What to do
Look through the entries below and show every line containing the word "code".

Recorded data
##########

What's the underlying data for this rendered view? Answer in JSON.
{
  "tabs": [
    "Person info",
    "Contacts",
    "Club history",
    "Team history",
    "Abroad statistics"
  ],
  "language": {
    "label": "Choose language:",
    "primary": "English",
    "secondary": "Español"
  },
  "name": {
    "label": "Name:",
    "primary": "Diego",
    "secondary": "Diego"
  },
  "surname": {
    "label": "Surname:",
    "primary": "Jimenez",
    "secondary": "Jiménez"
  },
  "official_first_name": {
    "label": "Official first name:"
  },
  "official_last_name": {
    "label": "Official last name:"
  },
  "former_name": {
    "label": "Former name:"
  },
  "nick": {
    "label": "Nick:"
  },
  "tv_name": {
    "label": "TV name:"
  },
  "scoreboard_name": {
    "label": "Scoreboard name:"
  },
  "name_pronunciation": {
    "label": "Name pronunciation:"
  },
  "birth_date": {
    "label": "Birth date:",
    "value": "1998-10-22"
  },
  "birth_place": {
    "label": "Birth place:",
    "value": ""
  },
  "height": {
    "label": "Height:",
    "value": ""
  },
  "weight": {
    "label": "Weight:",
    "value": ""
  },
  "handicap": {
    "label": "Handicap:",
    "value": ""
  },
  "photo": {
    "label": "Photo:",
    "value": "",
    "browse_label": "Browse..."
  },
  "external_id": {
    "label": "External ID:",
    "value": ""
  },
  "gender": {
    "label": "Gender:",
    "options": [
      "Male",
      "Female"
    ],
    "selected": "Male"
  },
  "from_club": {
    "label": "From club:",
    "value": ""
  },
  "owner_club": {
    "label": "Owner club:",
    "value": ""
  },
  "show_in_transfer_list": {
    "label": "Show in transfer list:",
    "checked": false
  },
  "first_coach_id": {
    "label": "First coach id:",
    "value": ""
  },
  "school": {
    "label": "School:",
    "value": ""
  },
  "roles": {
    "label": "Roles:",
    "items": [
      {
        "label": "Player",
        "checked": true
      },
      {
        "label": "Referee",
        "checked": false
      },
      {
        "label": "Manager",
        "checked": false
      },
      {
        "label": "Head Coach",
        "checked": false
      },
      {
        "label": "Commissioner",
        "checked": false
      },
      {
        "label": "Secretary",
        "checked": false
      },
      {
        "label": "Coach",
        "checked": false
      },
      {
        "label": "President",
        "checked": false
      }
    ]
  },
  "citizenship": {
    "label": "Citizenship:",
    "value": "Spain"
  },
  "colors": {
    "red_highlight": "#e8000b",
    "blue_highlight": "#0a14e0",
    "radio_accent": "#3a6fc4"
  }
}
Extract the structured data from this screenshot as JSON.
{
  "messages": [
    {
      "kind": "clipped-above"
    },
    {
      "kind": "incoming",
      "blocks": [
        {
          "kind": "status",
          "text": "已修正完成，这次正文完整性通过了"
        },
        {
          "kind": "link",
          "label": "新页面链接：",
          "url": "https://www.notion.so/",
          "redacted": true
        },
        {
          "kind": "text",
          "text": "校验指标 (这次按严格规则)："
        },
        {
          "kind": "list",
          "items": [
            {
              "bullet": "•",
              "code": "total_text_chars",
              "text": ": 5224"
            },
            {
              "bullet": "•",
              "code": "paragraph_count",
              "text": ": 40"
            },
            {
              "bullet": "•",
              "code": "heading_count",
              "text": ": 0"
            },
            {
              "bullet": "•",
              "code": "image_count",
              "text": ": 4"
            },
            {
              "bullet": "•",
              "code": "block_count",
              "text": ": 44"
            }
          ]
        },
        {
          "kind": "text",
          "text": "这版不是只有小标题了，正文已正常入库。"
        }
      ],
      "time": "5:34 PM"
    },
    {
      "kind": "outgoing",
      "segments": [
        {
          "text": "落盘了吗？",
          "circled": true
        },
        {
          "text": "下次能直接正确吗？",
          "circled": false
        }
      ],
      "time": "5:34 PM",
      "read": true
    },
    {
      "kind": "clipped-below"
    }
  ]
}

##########

Response box
              "code": "total_text_chars",
              "code": "paragraph_count",
              "code": "heading_count",
              "code": "image_count",
              "code": "block_count",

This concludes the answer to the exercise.